Greek has been spoken in the Balkan Peninsula since around the late 3rd millennium BC. The earliest written evidence is found in the Linear B clay tablets in the “Room of the Chariot Tablets“, an LMIII A-context (c. 1400 BC) region of Knossos, in Crete, making Greek one of the world’s oldest recorded living languages. Among the Indo-European languages, its date of earliest written attestation is matched only by the now extinct Anatolian languages. The later Greek alphabet is derived from the Phoenician alphabet (abjad); with minor modifications, it is still used today.
Periods of Greek language
The Greek language is conventionally divided into the following periods:
Proto-Greek: the last unrecorded but assumed ancestor of all known varieties of Greek. Proto-Greek speakers possibly entered the Greek peninsula in the early 2nd millennium BC. Since then, Greek has been spoken uninterruptedly in Greece.
Mycenaean Greek: the language of the Mycenaean civilization. It is recorded in the Linear B script on tablets dating from the 15th or 14th century BC onwards.

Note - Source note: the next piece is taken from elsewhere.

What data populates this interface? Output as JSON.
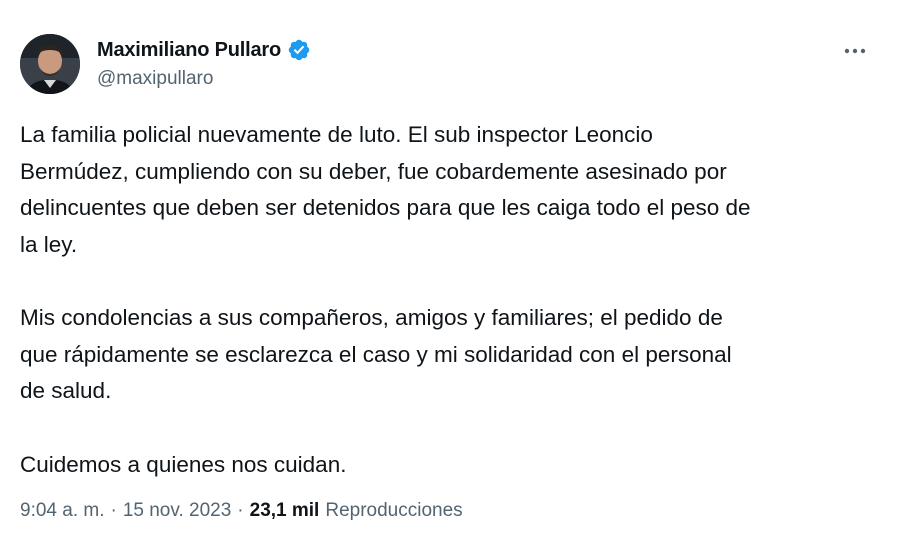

Ancient Greek: in its various dialects was the language of the Archaic and Classical periods of the ancient Greek civilization. It was widely known throughout the Roman Empire. Ancient Greek fell into disuse in western Europe in the Middle Ages, but remained officially in use in the Byzantine world, and was reintroduced to the rest of Europe with the Fall of Constantinople and Greek migration to the areas of Italy.

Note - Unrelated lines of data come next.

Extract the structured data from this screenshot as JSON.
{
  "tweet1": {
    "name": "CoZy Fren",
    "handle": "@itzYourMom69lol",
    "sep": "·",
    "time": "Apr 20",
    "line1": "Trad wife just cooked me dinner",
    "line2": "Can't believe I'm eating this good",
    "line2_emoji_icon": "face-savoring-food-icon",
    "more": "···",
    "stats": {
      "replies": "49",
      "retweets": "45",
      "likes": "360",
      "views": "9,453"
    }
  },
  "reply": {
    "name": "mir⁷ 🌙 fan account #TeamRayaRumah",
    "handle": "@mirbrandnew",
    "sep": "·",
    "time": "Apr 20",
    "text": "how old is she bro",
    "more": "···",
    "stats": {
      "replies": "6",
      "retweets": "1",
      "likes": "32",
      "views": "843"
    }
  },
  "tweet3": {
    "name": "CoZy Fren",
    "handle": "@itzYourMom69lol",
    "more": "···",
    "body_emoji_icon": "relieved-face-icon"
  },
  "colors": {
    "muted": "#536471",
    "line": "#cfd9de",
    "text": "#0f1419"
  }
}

Koine Greek: The fusion of various ancient Greek dialects with Attic, the dialect of Athens, resulted in the creation of the first common Greek dialect, which became a lingua franca across Eastern Mediterranean and Near East. Koine Greek can be initially traced within the armies and conquered territories of Alexander the Great, but after the Hellenistic colonization of the known world, it was spoken from Egypt to the fringes of India. After the Roman conquest of Greece, an unofficial diglossy of Greek and Latin was established in the city of Rome and Koine Greek became a first or second language in the Roman Empire. The origin of Christianity can also be traced through Koine Greek, as the Apostles used it to preach in Greece and the Greek-speaking world. It is also known as the Alexandrian dialect, Post-Classical Greek or even New Testament Greek, as it was the original language the New Testament was written in. Even the Old Testament was translated into the same language via the Septuagint.
Medieval Greek, also known as Byzantine Greek: the continuation of Koine Greek during Byzantine Greece, up to the demise of the Byzantine Empire in the 15th century. Medieval Greek is a cover term for a whole continuum of different speech and writing styles, ranging from vernacular continuations of spoken Koine that were already approaching Modern Greek in many respects, to highly learned forms imitating classical Attic. Much of the written Greek that was used as the official language of the Byzantine Empire was an eclectic middle-ground variety based on the tradition of written Koine.
Modern Greek: Stemming from Medieval Greek, Modern Greek usages can be traced in the Byzantine period, as early as the 11th century. It is the language used by modern Greeks and apart from Standard Modern Greek, there are several dialects of it.